If you begin your analysis this way, with the responsibility of sovereign authority to advance the peace of order, you can bring the full riches of the tradition to bear on the situation; if you begin somewhere else, you can get confused. And your vision can become blurred.
Similarly, you question whether the Holy See’s position on war isn’t a type of “functional pacifism — a way of thinking that retains the intellectual apparatus of the just war tradition of moral reasoning but that always comes down, at the bottom line, in opposition to the use of armed force.” If the Vatican’s line on war were to be a type of functional pacifism, could that be accepted as a legitimate development in Church teaching or would it be an error, in your opinion?
We have to distinguish here between the moral teaching of the Catholic Church and the diplomacy of the Holy See, acting as an extension of the global mission of the Bishop of Rome, the Pope.
The moral teaching of the Church is aptly summarized in the Catechism, which I do not believe can be read as endorsing what I termed in my Rome paper “functional pacifism.”
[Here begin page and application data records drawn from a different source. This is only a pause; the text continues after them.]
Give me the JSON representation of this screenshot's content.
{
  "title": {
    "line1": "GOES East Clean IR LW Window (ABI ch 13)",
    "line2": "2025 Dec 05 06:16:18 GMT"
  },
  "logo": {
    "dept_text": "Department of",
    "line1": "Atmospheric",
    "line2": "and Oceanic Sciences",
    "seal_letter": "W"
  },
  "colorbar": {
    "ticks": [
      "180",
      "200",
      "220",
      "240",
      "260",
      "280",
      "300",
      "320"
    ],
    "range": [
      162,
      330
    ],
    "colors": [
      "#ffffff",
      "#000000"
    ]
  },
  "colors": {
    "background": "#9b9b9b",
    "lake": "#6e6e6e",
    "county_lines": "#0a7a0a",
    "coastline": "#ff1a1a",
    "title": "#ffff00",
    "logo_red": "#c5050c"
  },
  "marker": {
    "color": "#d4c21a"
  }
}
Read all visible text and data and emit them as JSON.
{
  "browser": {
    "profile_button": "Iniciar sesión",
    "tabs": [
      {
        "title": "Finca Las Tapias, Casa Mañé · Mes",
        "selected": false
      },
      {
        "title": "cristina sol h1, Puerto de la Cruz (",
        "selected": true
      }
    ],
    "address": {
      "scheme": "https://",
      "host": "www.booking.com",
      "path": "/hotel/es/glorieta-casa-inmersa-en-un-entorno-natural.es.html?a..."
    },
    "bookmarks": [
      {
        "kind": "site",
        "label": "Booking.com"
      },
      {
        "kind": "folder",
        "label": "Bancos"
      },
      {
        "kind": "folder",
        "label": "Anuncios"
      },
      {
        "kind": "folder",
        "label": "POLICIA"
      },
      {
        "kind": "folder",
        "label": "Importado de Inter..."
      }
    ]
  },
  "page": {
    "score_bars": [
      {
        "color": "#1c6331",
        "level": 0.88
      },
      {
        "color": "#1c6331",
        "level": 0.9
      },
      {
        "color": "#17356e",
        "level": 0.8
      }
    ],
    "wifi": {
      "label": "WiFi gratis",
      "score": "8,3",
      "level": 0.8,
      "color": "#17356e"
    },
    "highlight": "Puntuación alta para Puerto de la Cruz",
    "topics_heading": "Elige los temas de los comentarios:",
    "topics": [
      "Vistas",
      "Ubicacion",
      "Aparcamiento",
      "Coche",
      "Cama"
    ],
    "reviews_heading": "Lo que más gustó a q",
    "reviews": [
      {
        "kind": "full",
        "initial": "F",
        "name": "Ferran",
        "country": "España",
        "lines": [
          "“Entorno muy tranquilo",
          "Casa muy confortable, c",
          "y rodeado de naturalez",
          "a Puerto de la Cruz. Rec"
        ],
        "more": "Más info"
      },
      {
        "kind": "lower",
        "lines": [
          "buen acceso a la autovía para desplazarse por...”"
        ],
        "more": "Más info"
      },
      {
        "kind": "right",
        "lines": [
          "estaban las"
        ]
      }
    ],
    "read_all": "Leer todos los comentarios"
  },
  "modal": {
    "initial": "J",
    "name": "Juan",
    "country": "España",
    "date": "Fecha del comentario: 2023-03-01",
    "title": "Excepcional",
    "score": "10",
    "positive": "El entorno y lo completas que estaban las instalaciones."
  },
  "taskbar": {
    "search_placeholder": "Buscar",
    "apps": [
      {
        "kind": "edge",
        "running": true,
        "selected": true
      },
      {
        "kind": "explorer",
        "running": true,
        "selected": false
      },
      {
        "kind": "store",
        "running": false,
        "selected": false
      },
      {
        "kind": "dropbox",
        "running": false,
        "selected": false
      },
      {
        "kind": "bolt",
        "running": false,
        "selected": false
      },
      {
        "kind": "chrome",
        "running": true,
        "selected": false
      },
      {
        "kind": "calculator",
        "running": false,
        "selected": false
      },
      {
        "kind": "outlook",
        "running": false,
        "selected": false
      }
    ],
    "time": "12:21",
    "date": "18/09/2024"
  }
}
As for the diplomacy of the Holy See, it seems to me that the Holy See should constantly press for non-military solutions to conflicts.
It would be inappropriate for the Vatican’s secretary for relations with states — the “foreign minister” — or officials like the president of the Pontifical Council for Justice and Peace to announce, publicly, and in so many words, “These are the good guys, these are the bad guys; good guys, go to it, and God bless you.” The diplomats of the Holy See should press for non-military solutions; that’s their job.
Similarly, the moral witness of Pope John Paul II has been directed, appropriately, toward pressing the nations to resolve their conflicts without violence. We can be sure that future popes will do the same thing.
That witness and that diplomacy should be conducted in such a way that it does not suggest that the Church has, as a matter of moral principle, adopted a stance of “functional pacifism,” which it has not.
How to do that is a delicate matter that requires, among other things, careful coordination of statements from all the organs of the Holy See. It also requires a measure of self-discipline on the part of senior churchmen in Rome.
American and other reporters falsely assume that every senior official of the Holy See speaks “for the Vatican.” They don’t. In this kind of media environment, senior churchmen have to be very careful to let the Holy See speak in its own voice, through its own appropriate organs.
All of these questions, which touch on the meaning of the rich, complex just war tradition for today, will be among the issues discussed as the process I began discussing with Archbishop Migliore a year ago unfolds.
You say, “Catholics whose countries experience a particular burden of responsibility in world affairs and who understand the distinctive way that Catholic social ethics once thought about the moral dimensions of world politics, ought to play a significant role in the Roman conversation and might well be consulted more regularly by the appropriate dicasteries of the Roman Curia.” I assume here that you refer to Americans Catholics, at least as one of the major groups, and ask why, if they make up only 6% of worldwide Catholics, should they be given a majority voice in Rome?
No one is asking for a “majority voice.” As Archbishop Migliore and I both recognized, there is considerable expertise in the relevant disciplines — just war theology, international legal theory, human rights theory, etc. — in the United States.
Those specialists should be in more regular conversation with European intellectual colleagues, with the Roman intellectual milieu, and with the appropriate offices of the Holy See. Everyone will benefit from such a conversation, in both directions across the Atlantic.
George Weigel is Distinguished Senior Fellow of the Ethics and Public Policy Center in Washington, D.C. and holds EPPC’s William E. Simon Chair in Catholic Studies.